** PROVIDED DATA follows **

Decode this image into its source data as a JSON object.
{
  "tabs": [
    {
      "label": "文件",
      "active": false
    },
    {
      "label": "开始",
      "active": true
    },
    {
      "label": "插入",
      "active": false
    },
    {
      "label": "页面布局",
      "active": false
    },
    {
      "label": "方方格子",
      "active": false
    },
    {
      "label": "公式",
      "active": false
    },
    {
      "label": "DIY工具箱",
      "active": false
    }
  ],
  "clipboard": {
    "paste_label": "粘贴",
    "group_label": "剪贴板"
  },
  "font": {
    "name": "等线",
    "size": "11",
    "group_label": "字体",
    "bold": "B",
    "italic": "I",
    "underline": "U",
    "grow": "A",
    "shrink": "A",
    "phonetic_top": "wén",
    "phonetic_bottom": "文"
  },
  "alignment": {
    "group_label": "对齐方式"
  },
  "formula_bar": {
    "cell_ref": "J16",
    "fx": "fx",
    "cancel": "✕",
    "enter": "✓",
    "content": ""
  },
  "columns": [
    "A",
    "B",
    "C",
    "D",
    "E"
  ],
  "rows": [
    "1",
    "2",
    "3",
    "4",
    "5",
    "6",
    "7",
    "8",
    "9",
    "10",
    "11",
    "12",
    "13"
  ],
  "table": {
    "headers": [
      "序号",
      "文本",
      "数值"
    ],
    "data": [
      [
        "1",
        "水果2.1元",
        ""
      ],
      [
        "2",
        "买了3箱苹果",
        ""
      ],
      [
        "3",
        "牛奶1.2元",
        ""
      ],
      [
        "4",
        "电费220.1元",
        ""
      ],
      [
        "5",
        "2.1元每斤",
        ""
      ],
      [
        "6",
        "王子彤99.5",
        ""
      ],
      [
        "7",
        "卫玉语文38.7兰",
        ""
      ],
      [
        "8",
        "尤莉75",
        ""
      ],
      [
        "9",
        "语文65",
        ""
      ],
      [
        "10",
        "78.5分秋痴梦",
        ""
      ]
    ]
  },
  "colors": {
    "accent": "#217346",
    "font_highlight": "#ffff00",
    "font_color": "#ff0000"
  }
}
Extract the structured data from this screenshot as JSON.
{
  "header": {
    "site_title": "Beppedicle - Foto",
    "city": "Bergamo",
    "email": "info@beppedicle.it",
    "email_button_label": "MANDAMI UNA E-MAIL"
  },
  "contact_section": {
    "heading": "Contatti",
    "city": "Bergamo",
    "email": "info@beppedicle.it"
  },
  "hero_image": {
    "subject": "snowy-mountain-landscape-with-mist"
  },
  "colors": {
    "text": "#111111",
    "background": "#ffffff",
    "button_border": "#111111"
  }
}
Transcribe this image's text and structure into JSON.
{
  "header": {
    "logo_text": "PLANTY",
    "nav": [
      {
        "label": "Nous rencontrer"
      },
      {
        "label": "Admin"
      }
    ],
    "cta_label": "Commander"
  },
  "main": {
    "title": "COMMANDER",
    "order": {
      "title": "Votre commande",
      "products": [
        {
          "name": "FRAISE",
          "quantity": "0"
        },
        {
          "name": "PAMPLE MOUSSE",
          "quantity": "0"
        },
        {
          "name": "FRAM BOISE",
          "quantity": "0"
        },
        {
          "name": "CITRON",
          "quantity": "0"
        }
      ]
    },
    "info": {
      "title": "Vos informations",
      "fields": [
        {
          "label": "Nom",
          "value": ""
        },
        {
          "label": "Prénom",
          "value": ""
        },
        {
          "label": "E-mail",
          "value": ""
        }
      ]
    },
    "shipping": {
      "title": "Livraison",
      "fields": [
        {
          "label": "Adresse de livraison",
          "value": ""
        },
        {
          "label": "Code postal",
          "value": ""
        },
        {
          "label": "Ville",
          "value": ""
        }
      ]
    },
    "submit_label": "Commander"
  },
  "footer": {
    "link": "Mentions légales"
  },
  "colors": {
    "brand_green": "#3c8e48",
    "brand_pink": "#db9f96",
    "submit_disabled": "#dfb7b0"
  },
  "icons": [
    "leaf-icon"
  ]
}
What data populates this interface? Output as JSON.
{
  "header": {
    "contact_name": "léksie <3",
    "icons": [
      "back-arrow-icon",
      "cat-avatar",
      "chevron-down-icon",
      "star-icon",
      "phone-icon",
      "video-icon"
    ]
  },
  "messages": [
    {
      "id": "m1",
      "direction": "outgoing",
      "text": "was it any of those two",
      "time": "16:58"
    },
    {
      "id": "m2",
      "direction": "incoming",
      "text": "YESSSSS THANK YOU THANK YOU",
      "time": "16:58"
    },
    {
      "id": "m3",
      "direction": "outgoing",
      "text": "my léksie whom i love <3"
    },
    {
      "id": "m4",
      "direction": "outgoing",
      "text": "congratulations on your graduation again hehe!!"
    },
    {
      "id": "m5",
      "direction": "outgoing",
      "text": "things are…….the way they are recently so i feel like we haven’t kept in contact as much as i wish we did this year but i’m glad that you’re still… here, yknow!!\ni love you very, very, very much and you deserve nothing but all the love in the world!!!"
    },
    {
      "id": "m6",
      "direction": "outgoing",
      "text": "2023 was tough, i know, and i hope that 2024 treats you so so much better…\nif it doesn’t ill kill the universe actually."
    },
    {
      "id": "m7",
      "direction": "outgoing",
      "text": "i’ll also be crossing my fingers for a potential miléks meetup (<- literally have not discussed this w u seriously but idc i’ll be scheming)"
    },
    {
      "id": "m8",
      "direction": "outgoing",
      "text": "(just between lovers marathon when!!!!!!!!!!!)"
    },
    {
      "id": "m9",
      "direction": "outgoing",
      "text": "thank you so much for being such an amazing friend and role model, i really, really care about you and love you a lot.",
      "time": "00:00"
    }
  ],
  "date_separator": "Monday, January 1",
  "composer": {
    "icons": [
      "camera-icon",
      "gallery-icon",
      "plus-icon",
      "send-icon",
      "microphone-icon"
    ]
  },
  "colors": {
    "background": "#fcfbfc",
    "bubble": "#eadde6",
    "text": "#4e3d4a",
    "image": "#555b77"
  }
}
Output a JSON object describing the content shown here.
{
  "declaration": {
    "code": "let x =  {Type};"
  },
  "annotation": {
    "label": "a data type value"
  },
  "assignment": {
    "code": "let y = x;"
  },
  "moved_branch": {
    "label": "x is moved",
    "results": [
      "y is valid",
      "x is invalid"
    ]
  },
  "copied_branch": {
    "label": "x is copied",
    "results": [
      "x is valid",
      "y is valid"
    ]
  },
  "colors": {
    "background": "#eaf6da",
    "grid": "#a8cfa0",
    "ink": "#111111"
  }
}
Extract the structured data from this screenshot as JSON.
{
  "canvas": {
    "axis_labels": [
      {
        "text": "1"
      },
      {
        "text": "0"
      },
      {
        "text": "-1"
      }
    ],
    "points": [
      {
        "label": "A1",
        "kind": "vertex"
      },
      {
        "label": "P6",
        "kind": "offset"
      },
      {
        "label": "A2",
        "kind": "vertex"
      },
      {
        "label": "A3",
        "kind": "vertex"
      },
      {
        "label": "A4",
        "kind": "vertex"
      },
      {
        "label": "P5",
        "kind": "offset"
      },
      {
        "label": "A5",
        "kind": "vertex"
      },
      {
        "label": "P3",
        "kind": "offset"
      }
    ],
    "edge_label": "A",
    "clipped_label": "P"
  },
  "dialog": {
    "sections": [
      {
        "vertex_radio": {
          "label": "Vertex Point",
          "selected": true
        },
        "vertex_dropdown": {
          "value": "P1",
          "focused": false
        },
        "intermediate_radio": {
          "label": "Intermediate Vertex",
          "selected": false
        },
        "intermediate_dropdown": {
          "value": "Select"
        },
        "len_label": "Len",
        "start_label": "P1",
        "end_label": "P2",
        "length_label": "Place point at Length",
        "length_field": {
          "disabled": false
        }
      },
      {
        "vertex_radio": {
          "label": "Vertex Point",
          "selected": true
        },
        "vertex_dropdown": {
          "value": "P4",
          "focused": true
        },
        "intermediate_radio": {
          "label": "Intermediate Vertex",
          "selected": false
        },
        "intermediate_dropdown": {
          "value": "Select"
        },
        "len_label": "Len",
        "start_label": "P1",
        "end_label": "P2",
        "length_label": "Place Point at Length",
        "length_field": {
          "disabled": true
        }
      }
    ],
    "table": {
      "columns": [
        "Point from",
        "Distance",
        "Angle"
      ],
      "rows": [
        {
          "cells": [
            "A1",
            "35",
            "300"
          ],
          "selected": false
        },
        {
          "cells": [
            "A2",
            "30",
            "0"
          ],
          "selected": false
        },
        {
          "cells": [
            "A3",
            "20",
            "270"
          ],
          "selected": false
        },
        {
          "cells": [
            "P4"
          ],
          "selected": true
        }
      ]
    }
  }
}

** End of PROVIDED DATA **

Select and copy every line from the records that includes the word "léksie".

    "contact_name": "léksie <3",
      "text": "my léksie whom i love <3"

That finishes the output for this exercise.